● WHAT IS BEING ASKED: Below are the records; how many of their lines contain "cfcfcf"? Reply only with that figure.
------ TASK MATERIAL ------
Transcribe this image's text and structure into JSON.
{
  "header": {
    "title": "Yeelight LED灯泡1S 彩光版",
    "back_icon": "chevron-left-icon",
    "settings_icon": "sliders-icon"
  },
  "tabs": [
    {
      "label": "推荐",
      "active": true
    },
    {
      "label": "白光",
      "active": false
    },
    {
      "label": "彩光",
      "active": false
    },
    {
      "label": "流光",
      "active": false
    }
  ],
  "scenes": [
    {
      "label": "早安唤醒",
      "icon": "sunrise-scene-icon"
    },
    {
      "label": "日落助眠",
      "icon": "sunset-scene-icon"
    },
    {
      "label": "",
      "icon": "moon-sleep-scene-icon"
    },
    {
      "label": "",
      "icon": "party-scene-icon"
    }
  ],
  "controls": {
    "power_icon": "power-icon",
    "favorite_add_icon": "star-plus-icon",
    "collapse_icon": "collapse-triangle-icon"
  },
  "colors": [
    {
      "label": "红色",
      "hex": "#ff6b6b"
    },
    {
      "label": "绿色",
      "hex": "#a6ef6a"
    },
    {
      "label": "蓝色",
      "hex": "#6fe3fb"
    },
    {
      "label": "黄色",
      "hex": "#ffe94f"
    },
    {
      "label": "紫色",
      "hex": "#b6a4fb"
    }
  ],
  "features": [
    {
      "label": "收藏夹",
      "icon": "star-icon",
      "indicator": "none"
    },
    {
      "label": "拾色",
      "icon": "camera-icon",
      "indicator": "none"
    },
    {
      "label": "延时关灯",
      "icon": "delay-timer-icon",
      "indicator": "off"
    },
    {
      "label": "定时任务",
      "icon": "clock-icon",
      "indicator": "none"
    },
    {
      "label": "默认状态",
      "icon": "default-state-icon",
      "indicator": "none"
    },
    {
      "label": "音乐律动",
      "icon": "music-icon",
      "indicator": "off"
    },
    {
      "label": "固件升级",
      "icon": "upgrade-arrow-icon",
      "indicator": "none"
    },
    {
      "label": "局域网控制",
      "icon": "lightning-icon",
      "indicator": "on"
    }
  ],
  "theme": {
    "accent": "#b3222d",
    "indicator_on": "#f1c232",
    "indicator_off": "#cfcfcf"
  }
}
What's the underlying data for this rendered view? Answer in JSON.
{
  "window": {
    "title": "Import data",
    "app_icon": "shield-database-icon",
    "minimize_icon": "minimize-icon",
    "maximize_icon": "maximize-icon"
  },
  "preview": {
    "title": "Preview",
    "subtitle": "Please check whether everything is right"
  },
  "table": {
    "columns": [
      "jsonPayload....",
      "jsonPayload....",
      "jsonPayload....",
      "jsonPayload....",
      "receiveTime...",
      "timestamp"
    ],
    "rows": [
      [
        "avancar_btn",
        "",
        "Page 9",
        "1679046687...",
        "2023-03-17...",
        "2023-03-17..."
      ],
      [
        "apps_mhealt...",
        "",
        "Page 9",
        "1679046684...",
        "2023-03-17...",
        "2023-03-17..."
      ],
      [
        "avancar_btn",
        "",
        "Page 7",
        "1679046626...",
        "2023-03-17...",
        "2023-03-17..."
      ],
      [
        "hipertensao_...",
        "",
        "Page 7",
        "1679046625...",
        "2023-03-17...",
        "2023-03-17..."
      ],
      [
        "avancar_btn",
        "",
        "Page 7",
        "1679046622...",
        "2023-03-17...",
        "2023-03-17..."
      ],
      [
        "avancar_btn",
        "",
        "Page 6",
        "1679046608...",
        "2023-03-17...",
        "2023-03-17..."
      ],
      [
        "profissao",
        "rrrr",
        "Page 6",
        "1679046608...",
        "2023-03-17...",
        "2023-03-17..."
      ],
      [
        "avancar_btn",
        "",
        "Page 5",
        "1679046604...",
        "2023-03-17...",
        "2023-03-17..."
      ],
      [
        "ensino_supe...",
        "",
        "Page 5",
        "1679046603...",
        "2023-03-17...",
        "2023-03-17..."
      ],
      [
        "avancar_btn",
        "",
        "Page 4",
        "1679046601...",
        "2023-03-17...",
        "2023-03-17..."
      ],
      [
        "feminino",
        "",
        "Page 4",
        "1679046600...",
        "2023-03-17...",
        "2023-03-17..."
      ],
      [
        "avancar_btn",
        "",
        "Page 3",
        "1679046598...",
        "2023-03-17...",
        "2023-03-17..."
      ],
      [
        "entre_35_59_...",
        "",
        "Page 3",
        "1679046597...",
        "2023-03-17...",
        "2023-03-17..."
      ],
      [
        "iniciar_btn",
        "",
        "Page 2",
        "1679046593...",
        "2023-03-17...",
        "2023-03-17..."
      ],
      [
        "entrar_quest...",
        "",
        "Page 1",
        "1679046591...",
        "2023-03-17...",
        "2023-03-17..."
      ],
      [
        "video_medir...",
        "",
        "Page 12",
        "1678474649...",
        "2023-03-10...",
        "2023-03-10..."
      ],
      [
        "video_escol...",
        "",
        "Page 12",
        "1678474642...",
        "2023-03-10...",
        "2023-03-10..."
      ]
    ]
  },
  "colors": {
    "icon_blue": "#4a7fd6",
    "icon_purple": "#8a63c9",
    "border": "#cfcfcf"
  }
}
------
● REPLY: 2